WASHINGTON (Reuters) - President George W. Bush on Tuesday signed into law a mammoth spending bill to keep the government running until early March 2009 that includes a $25 billion loan package for troubled automakers.
The action came after the Senate over the weekend gave final congressional approval to the more than $630 billion spending bill that was needed to finance defense, education, farm, health, foreign aid and other government programs after the current fiscal year expired on September 30.
The spending legislation allows a ban on offshore drilling to expire on September 30. Democrats had hoped to extend the ban, but did not have the votes to overcome strong opposition from Republicans.
Bush, in a statement announcing that he had signed the legislation, said the measures to lift the ban on offshore drilling “will allow us to reduce our dependence on foreign oil.”
The bill sets aside $7.5 billion in taxpayer funds needed to guarantee $25 billion in low-interest loans to help General Motors Corp, Ford Motor Co and Chrysler LLC produce more fuel-efficient cars and trucks.

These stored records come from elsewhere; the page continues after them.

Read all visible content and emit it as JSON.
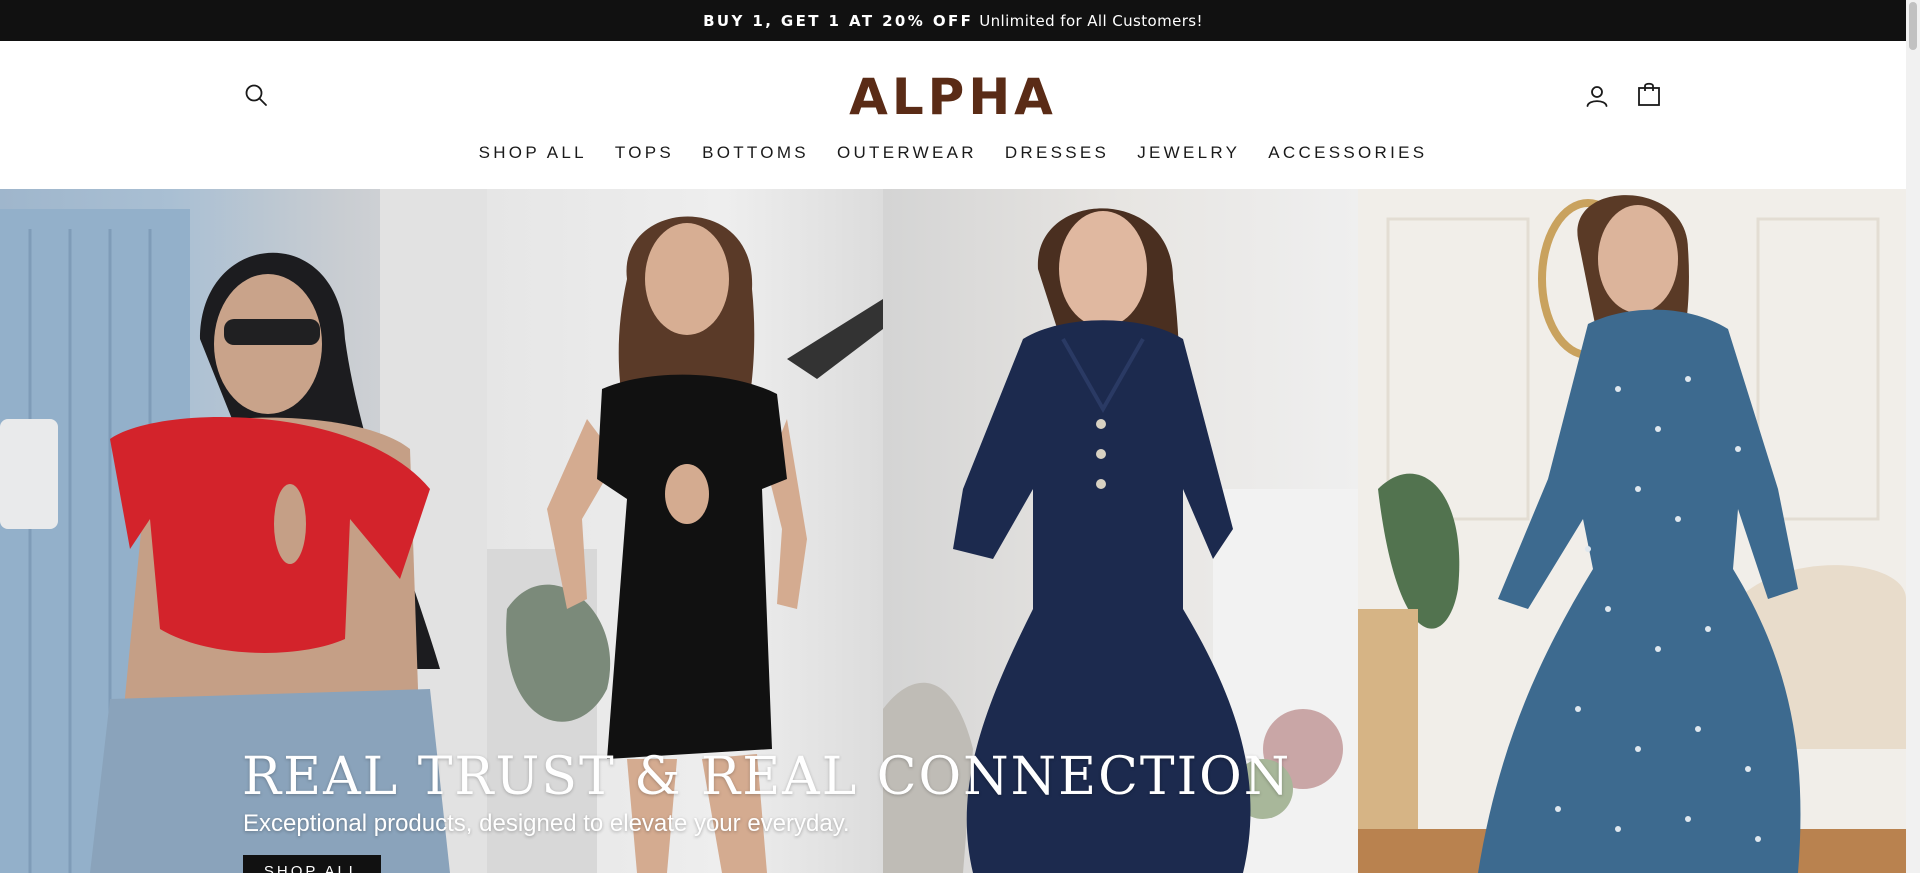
{
  "announcement": {
    "promo": "BUY 1, GET 1 AT 20% OFF",
    "message": "Unlimited for All Customers!"
  },
  "header": {
    "logo": "ALPHA",
    "icons": {
      "search": "search-icon",
      "account": "user-icon",
      "cart": "shopping-bag-icon"
    }
  },
  "nav": {
    "items": [
      "SHOP ALL",
      "TOPS",
      "BOTTOMS",
      "OUTERWEAR",
      "DRESSES",
      "JEWELRY",
      "ACCESSORIES"
    ]
  },
  "hero": {
    "title": "REAL TRUST & REAL CONNECTION",
    "subtitle": "Exceptional products, designed to elevate your everyday.",
    "cta": "SHOP ALL"
  },
  "colors": {
    "announcement_bg": "#111111",
    "logo": "#5a2b16",
    "button_bg": "#111111"
  }
}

U.S. automakers have said the taxpayer-backed loan package
would give them access to capital at a time when credit markets are shut and they are being driven to invest in new technologies to meet tough new federal fuel economy standards.

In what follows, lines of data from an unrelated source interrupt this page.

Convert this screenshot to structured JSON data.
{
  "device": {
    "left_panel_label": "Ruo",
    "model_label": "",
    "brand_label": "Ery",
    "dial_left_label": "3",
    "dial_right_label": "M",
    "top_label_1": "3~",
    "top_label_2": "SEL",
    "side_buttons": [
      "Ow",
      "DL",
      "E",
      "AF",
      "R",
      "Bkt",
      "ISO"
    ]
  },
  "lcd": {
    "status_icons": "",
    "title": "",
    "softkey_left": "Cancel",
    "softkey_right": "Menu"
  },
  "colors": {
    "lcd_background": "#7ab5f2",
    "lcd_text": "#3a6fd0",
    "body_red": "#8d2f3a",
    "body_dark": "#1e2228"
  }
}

The $25 billion loan package, the biggest federal subsidy for the auto industry since the 1980 bailout of Chrysler, cleared Congress last weekend when the focus was on the debate over the $700 billion financial rescue package.

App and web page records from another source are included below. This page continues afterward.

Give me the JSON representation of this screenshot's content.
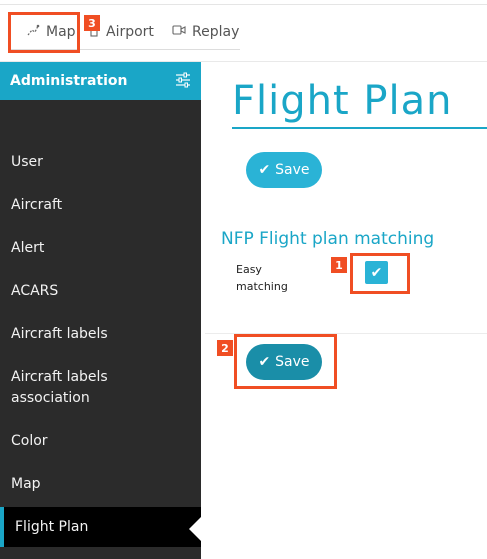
{
  "topnav": {
    "items": [
      {
        "label": "Map",
        "icon": "map-icon"
      },
      {
        "label": "Airport",
        "icon": "airport-icon"
      },
      {
        "label": "Replay",
        "icon": "replay-icon"
      }
    ]
  },
  "sidebar": {
    "header": "Administration",
    "items": [
      {
        "label": "User"
      },
      {
        "label": "Aircraft"
      },
      {
        "label": "Alert"
      },
      {
        "label": "ACARS"
      },
      {
        "label": "Aircraft labels"
      },
      {
        "label": "Aircraft labels association"
      },
      {
        "label": "Color"
      },
      {
        "label": "Map"
      },
      {
        "label": "Flight Plan",
        "active": true
      }
    ]
  },
  "main": {
    "title": "Flight Plan",
    "save_label": "Save",
    "section_title": "NFP Flight plan matching",
    "field_label": "Easy matching",
    "easy_matching_checked": true
  },
  "callouts": {
    "one": "1",
    "two": "2",
    "three": "3"
  },
  "colors": {
    "accent": "#1aa6c7",
    "sidebar_bg": "#2b2b2b",
    "callout": "#f04e23"
  }
}
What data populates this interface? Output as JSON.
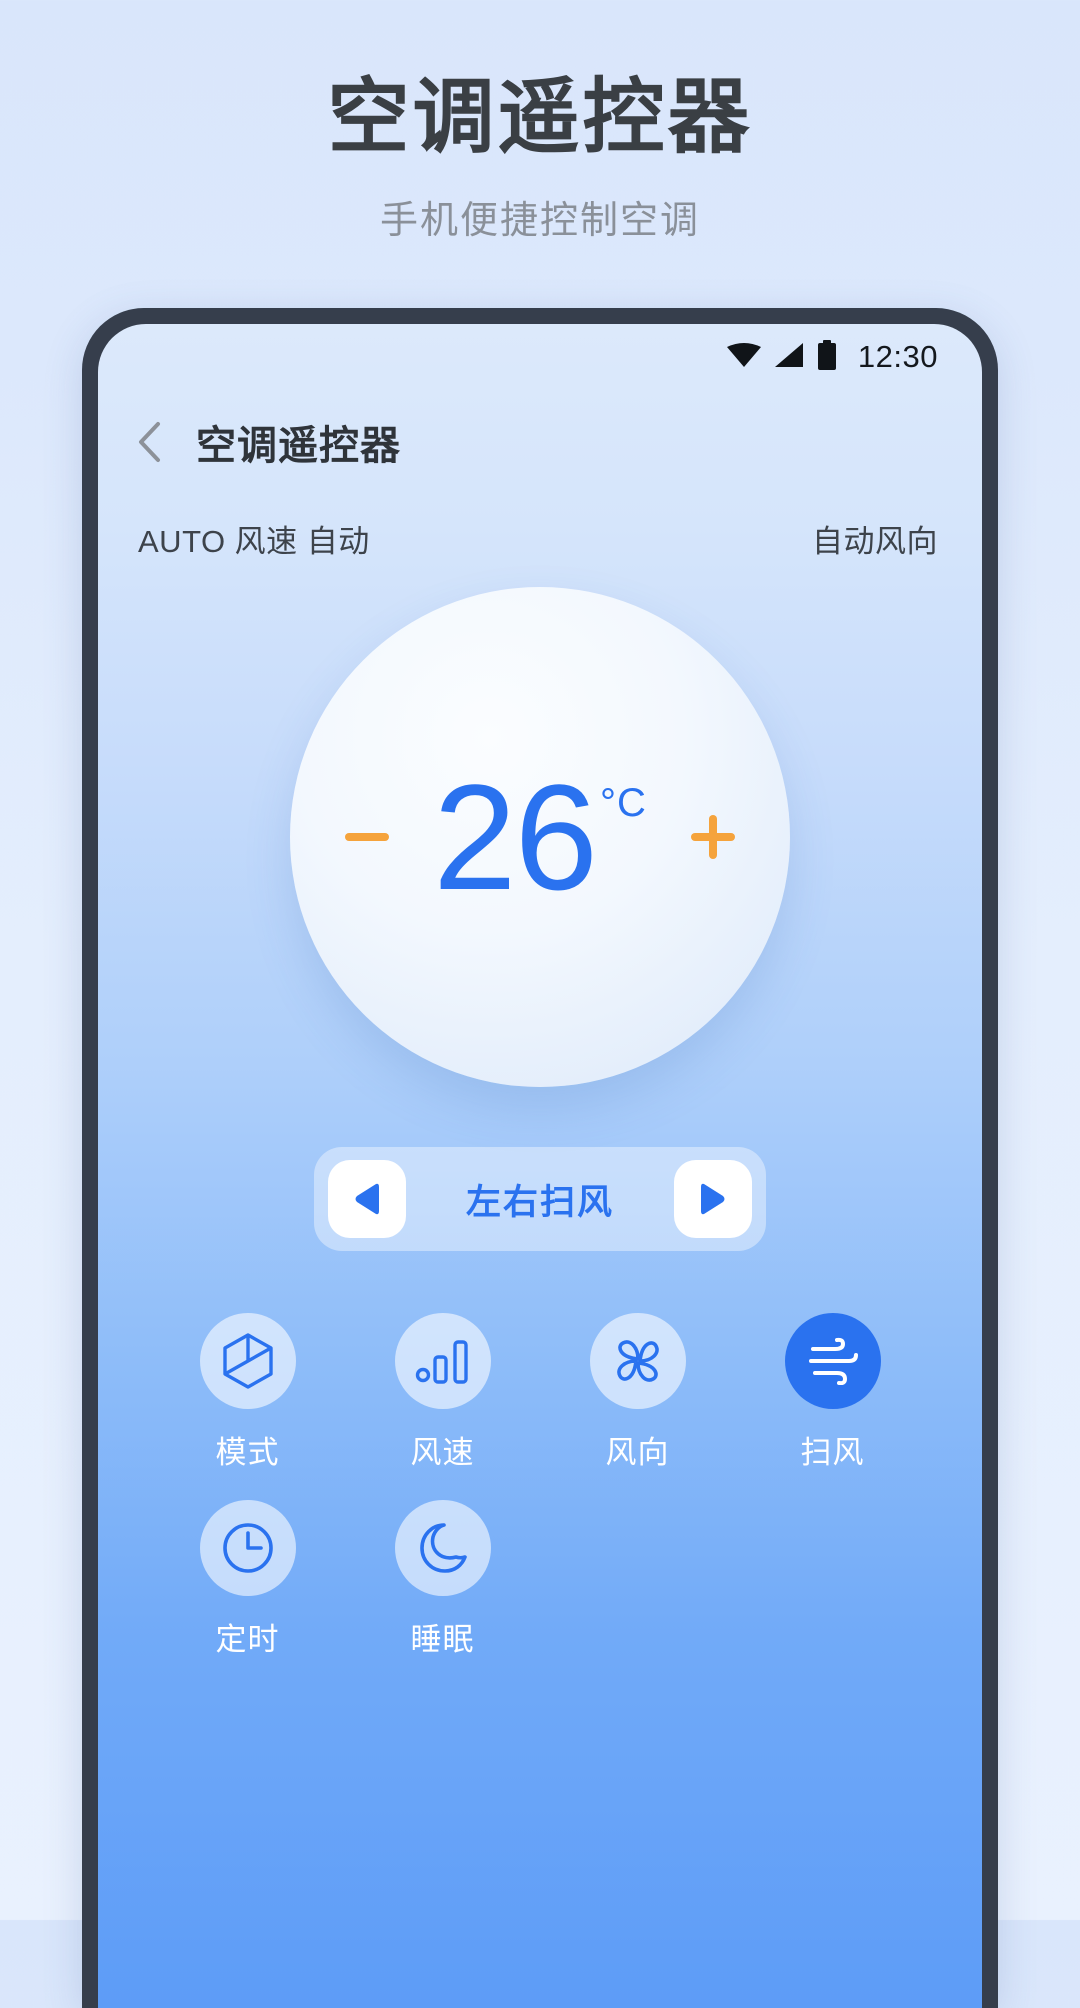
{
  "promo": {
    "title": "空调遥控器",
    "subtitle": "手机便捷控制空调"
  },
  "phone": {
    "status_bar": {
      "time": "12:30",
      "icons": [
        "wifi-icon",
        "cellular-signal-icon",
        "battery-icon"
      ]
    },
    "nav": {
      "back_icon": "chevron-left-icon",
      "title": "空调遥控器"
    },
    "info_row": {
      "left": "AUTO 风速 自动",
      "right": "自动风向"
    },
    "dial": {
      "decrease_icon": "minus-icon",
      "increase_icon": "plus-icon",
      "temperature": "26",
      "unit": "°C",
      "temp_color": "#2a72ef",
      "step_color": "#f5a33c"
    },
    "swing_bar": {
      "prev_icon": "triangle-left-icon",
      "next_icon": "triangle-right-icon",
      "label": "左右扫风",
      "accent": "#2a72ef"
    },
    "functions": [
      {
        "label": "模式",
        "icon": "cube-icon",
        "active": false
      },
      {
        "label": "风速",
        "icon": "signal-bars-icon",
        "active": false
      },
      {
        "label": "风向",
        "icon": "fan-icon",
        "active": false
      },
      {
        "label": "扫风",
        "icon": "wind-icon",
        "active": true
      },
      {
        "label": "定时",
        "icon": "clock-icon",
        "active": false
      },
      {
        "label": "睡眠",
        "icon": "moon-icon",
        "active": false
      }
    ]
  }
}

GM, Ford and Chrylser had said they could manage without the federal loans but also suggested that without the federal subsidy thousands more industry jobs could be at risk.
Both presidential candidates, Democrat Barack Obama and Republican John McCain, backed the auto loan package, which had strong support in battleground election states like Michigan and Ohio.
U.S. auto sales have been slumping for three consecutive years, forcing Detroit automakers to slash jobs and cap new investment. Through August, U.S. sales were down 11 percent and on track to hit the lowest level in 15 years.
The loan package was authorized — but not funded — in a 2007 energy law that requires automakers to improve the fuel efficiency of their vehicles by 40 percent by 2020.
Major automakers have said that will require up to $100 billion in combined new investment to retool factories and invest in new technology, including next-generation battery-packs for electric vehicles.
Industry executives, including GM Chief Executive Rick Wagoner and Chrysler Chief Executive Bob Nardelli, said they would press for liberal federal guidelines once the law was sent to regulators in order to use the funds to offset the cost of a wide range of investment.
Japanese automakers Toyota Motor Corp and Honda Motor Co could be eligible for the low-cost federal funding but have said they have no intention of applying for the loans.
Congress passed the massive spending bill before the new fiscal year began October 1 because lawmakers failed to approve any of the 12 spending bills needed every year to fund government operations.
Reporting by Tabassum Zakaria and Kevin Krolicki; editing by Carol Bishopric